At the same time, technologies are not, arguably, independent of the social context in which they have been developed. Science and Technology Studies explores how technologies are not just collections of artefacts, but compounds – socio-technical systems – that reflect particular social priorities and are adapted to particular socio-political systems. Would mobile telephony have taken on a different form in a communist society, then?
If there is a different between instrumental and authentically human forms of communication, we might also note that, with the mobile, how it changes communication might not actually be its most significant influence on who we are. The creation of ‘distracted subjects’, individuals who are permanently distracted ‘from the moment’ (as one audience member put it), might be the biggest effect of how the mobile connects us to the rest of the world and the information that flows through this connection. Fisher’s essay quoted above points out how one is always on tenterhooks for the next status update, the next message. He goes on to observe that:

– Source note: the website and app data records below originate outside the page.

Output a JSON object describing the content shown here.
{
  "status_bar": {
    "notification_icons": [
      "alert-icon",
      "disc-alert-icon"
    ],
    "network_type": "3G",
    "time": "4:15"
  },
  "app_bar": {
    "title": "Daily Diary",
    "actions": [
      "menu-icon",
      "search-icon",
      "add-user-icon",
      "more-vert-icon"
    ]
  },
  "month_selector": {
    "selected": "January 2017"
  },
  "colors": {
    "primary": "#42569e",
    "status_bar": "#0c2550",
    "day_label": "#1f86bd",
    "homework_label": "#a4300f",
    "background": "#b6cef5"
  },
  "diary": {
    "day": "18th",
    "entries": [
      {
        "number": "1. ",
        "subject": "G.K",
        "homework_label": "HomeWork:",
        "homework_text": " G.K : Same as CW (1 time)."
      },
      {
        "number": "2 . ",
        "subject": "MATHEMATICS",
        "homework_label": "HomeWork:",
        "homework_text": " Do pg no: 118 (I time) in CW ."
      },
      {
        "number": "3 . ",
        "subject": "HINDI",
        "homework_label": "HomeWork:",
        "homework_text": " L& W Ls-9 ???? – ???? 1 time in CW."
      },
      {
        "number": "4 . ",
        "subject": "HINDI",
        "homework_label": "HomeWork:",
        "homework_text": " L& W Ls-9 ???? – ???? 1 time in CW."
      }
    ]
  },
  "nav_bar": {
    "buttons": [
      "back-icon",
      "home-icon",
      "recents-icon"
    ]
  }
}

“Sherry Turkle has talked to people who are unable to resist the urge to send and receive texts on their mobile telephone, even when they are driving a car. At the risk of a laboured pun, this is a perfect example of [Freud and Lacan’s concept of the] death drive, which is defined not by the desire to die, but by being in the grip of a compulsion so powerful that it makes one indifferent to death. What’s remarkable here is the banal content of the drive. This isn’t the tragedy of something like The Red Shoes, in which the ballerina is killed by the sublime rapture of dance: these are people who are prepared to risk death so that they can open a 140 character message which they know perfectly well is likely to be inane.”